A Boeing engineer once said "Three engines? That's the optimum worst!"
As early as in the early 1960s, Boeing engineers had to make a kind of roadshow with airlines in order to be sure the customers would order a three-engine aircraft. Eventually they went for it because this added some reliability to the aircraft, and therefore improved the aircraft use.
In 1978, when Boeing proposed the 777-100 and the 777-200, two versions of the 767 with three engines (respectively for transcontinental and intercontinental flights). But that's the last time they proposed a three-engine aircraft AFAIK. Even later, after 1986 when Boeing made quite a few proposals as part of the 767-X development program, the idea of a three-jet didn't come up.
ETOPS really killed three-engined aircraft. First the 60-minute rule applied to all but four-engine aircraft. Then this was restrictied to twins, giving an advantage to the tri-jets. But then with the introduction of the ETOPS rule in the early 1980s (first ETOPS flight in 1984), this was the end of this advantage.
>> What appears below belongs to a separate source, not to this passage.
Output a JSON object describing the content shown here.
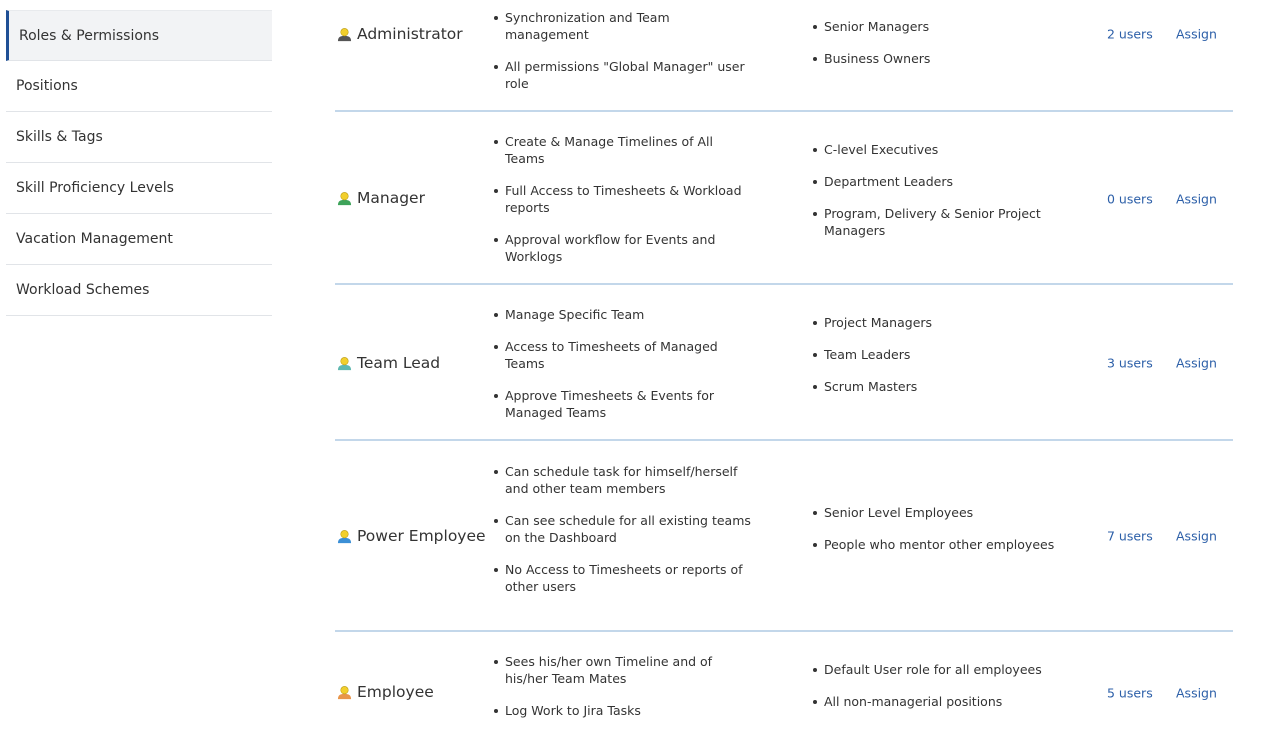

Twins have always been more economic than tri-jets. But tri-jets were more reliable because engines were not as reliable as they are today. Now with the great improvement of the engine safety (they are among the safest pieces of an airliner), there's no argument remaining for a tri-jet.